If a customer comes in and is unsure of what to order, Khatib says he recommends the chicken shawarma — it’s their most popular menu item, and it’s also available as a lunch special. The cooking process for chicken shawarma involves a stack of marinated boneless, skinless chicken thighs that spin around and are heated from the outside. As the meat heats up, the outside layer is shaved off, and Laziza staffers keep shaving it until the meat is gone. It takes about 30 minutes until the first layer is ready to be shaved, and the entire stack of chicken usually takes about five hours to cook through all the layers. They build two sets of chicken shawarma a day.
“The chicken shawarma’s the most popular; we always try to push that to people because it’s fast to prepare, because it’s already shaved and sitting in a warmer,” Khatib said.
He went on to describe other popular menu items — some of which aren’t typically found on a Mediterranean menu.
“And then we’ve got some other odds and ends, like our salmon tacos,” he said. “I know it’s kind of weird for there to be tacos in a Mediterranean restaurant, and for them to be salmon, but it’s really popular and we sell a ton of ’em. But they’re really tasty, so that’s another thing I’d recommend.”
Also popular on the menu is the family feast, which people can pick up for dinner to feed their families.

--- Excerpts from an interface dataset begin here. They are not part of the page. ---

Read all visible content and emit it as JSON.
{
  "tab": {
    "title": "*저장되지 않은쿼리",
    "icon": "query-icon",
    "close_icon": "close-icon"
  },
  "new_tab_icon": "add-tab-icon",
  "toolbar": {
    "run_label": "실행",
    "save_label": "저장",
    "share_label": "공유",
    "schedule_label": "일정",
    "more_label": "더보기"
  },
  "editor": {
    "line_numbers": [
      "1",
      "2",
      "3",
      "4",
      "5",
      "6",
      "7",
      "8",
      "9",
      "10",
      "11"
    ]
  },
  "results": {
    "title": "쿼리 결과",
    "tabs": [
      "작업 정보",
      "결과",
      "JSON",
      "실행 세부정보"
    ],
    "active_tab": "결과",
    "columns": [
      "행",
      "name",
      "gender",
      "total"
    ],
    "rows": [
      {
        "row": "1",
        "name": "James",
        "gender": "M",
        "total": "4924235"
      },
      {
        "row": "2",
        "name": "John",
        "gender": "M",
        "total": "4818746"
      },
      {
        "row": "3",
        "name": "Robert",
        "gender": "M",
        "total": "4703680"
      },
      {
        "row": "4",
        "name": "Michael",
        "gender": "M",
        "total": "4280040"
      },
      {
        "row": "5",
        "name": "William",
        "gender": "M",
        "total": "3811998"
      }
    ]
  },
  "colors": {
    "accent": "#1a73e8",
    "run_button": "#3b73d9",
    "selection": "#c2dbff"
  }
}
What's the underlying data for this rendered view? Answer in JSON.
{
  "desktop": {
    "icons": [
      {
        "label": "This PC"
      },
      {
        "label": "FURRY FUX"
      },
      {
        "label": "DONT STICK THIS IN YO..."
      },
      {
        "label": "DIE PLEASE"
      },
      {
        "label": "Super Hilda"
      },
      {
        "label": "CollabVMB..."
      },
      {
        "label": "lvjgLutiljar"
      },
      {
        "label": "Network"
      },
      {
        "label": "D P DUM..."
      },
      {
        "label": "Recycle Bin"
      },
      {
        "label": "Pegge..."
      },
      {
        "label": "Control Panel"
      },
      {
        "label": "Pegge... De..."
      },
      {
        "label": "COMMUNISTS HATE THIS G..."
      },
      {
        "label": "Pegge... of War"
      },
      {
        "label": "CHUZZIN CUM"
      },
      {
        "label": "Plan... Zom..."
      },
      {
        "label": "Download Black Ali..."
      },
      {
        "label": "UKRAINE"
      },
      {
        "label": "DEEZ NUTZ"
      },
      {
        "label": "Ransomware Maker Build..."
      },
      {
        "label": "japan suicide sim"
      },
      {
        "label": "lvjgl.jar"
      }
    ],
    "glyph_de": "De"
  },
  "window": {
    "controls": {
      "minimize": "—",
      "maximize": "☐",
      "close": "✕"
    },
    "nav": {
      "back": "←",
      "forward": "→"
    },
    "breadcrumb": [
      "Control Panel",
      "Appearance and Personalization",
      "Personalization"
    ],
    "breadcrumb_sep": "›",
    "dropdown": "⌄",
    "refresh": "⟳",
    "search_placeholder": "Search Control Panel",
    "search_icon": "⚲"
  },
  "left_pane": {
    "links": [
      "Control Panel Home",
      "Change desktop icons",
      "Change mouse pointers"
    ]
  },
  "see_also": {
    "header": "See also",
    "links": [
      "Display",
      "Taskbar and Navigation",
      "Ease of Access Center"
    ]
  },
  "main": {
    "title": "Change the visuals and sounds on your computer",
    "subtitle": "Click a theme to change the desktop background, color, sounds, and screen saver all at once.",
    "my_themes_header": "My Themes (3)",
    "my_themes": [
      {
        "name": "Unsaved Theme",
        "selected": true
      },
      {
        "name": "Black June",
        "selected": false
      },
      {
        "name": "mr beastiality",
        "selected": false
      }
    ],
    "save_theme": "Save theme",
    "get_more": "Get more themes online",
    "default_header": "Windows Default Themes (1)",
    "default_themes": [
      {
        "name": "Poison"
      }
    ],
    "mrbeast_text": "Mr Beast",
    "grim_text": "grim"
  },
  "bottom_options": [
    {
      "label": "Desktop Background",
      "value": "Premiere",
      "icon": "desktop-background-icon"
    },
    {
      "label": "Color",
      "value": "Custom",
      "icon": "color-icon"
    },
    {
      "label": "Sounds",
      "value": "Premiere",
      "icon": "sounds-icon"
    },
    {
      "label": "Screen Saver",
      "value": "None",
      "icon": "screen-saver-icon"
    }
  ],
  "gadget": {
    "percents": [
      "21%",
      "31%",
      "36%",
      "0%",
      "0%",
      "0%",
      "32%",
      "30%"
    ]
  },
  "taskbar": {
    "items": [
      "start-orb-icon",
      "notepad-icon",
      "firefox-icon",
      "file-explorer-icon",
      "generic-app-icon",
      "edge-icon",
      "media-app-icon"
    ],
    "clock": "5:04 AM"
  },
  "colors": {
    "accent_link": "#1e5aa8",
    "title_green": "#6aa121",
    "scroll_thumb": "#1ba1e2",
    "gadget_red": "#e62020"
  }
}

It feeds three to four people and comes with a choice of salad, hummus, chicken kebabs, beef kebabs, lamb kebabs, chicken shawarma, falafel, rice and garlic pita. Laziza has four varieties of hummus (classic, roasted red pepper, roasted garlic or jalapeño) that all are made in house starting from a dry bean that’s soaked overnight and then boiled.
The gyros at Laziza are a little different from the norm, in that they’re rolled like a burrito inside of a very thin pita. Laziza also has options for vegetarians, and the dishes can be made vegan by request.
Khatib is thankful for how his restaurant has grown in the six years it’s been open.
“I’m proud that we’re still open … a lot of restaurants, after the first year, they close down, so we’ve been able to keep it going,” he said. “I’m proud that I’m able to provide jobs for my employees; I’ve got seven or eight employees, eight people that I employ pretty much full time, so I’m proud that I’m able to do that for them. … They’re very hard workers. And I’m happy that I can provide a quick lunch. That’s another thing, our lunches are generally busier than our dinner, but we’re able to get people in and out really fast here, considering they’re getting fresh food.”
Speaking of fresh, Laziza is sporting a new look inside, after renovations were done in May. The location boasts new countertops, new signs on the walls, fresh paint and wall paper, and a new chair rail on the wall. The tile in the back of the restaurant also was redone.
The restaurant offers catering, with a recently redone catering menu. Laziza often caters to offices and private events, and some small weddings. The events catered average about 30 to 40 people — sometimes more, sometimes less. Catering runs about $5.50 to $10 a person, depending on what’s ordered. The catering menu, along with the regular menu, are available online at lazizagrill.com.
Laziza already has a loyal fan base, but Khatib hopes to get more customers on that list.
“I just want people to see us, to find us, come eat, try it,” he said. “Once they try it, they’ll get hooked.”